Do engineers really need to know anything?

I’m not sure how frequently something needs to be repeated before it becomes cliché but there is a saying that I’ve heard so many times and that I’ve even used in class that I think fits, at least in the limited circles I travel in.

They say: “Engineers don’t need to know anything; they just need to know what book to look in.”

Well OK – That’s a little like saying anyone could be a great chef if they have the right cook book, and by extension must make Google  the world’s greatest engineer. (

I can tell you that as an engineer you do in fact need to be good at using reference materials, and knowing which book to look in certainly speeds the process.  In reality, though, simply owning the books isn’t enough.  You need a clear understanding of the fundamental physics of the situation, to know when you are approaching the edges of those laws, when the things you are doing might even expand those edges; and you need to be really good at solving those pesky word problems from middle school.

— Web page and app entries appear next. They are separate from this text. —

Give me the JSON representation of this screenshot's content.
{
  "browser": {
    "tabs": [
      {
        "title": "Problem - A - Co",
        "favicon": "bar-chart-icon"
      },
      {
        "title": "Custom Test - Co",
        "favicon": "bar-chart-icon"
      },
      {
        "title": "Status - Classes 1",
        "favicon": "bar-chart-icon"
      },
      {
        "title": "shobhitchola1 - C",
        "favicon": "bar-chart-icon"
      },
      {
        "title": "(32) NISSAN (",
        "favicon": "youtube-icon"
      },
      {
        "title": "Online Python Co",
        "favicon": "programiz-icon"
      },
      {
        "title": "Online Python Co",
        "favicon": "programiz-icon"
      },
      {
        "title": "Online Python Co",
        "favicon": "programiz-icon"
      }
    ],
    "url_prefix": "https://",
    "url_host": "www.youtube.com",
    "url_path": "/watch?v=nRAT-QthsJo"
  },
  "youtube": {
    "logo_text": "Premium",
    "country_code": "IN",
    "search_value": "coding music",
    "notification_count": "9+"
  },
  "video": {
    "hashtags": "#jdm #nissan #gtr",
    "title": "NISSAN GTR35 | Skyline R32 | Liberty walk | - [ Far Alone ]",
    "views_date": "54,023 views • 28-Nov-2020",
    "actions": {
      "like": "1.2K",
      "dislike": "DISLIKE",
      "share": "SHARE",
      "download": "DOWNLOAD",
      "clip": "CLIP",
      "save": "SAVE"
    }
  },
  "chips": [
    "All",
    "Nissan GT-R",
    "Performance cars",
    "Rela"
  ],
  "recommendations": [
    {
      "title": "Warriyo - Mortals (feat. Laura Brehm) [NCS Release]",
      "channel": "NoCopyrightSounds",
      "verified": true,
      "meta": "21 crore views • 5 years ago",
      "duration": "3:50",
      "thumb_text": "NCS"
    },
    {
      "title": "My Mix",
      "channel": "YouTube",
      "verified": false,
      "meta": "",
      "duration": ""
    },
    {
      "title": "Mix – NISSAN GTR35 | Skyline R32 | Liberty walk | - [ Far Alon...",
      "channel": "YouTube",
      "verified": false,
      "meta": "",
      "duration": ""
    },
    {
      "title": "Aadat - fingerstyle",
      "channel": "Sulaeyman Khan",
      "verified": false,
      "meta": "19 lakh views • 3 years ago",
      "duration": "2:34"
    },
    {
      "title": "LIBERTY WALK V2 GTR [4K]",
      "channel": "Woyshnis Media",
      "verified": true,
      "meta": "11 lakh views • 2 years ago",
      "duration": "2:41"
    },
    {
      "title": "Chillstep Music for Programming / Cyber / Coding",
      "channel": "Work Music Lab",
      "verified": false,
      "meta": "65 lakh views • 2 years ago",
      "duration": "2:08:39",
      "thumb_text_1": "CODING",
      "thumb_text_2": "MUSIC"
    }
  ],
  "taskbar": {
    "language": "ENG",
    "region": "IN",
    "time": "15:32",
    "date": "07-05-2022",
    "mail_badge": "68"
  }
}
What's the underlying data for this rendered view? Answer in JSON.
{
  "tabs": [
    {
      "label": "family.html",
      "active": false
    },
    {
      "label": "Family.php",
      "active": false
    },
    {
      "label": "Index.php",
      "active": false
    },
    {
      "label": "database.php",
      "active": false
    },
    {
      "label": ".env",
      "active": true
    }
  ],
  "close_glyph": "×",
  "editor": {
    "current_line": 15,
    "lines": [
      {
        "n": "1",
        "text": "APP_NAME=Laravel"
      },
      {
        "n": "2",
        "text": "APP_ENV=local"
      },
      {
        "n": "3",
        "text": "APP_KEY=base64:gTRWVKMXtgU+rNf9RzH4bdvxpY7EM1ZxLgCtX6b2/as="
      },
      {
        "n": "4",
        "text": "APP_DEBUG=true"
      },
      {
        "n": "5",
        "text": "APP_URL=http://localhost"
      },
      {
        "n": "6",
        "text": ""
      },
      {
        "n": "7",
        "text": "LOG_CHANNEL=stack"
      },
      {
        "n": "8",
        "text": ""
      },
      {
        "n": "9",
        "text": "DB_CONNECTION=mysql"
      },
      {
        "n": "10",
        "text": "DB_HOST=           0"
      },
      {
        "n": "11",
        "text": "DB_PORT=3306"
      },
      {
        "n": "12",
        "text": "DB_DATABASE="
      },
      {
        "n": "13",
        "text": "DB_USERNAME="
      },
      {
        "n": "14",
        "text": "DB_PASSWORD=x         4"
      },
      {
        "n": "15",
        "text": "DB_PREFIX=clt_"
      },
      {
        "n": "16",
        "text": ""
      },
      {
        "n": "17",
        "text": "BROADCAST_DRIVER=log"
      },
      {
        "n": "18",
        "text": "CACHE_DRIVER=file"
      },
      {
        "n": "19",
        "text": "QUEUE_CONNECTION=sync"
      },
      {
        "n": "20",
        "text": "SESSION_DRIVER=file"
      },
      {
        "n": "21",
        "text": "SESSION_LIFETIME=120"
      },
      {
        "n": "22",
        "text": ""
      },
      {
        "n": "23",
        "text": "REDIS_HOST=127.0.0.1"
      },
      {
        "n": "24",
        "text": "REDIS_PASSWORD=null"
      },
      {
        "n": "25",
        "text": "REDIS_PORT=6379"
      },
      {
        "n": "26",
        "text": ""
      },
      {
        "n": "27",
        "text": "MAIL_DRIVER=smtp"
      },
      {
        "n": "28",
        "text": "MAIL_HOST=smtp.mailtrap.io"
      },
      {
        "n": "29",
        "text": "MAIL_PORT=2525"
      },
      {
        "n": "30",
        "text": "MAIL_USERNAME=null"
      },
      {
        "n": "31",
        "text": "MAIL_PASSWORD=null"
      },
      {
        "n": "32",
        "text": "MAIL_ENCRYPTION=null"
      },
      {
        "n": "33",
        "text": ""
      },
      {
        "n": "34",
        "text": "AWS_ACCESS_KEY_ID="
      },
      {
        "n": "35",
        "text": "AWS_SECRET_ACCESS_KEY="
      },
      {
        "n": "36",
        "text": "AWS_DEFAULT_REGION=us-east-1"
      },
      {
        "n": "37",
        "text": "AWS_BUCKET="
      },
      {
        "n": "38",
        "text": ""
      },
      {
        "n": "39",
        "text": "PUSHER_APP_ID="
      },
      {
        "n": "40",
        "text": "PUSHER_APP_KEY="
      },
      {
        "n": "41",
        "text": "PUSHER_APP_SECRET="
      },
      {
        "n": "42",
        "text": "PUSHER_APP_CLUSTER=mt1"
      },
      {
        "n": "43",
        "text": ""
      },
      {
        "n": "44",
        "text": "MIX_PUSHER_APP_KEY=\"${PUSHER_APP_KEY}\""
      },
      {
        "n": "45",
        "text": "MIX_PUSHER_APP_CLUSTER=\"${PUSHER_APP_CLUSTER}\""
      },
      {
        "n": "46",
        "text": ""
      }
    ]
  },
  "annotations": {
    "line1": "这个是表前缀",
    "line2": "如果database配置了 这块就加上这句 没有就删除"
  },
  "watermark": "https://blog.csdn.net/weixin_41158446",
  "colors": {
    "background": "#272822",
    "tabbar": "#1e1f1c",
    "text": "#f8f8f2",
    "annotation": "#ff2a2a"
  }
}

Einstein was once asked how many feet are in a mile. Einstein’s reply was “I don’t know, why should I fill my brain with facts I can find in two minutes in any standard reference book?”*
As an engineer you will remember the facts that you use often, as to the others, it is sufficient to understand that they exist, how to find them, and how to use them when you need to.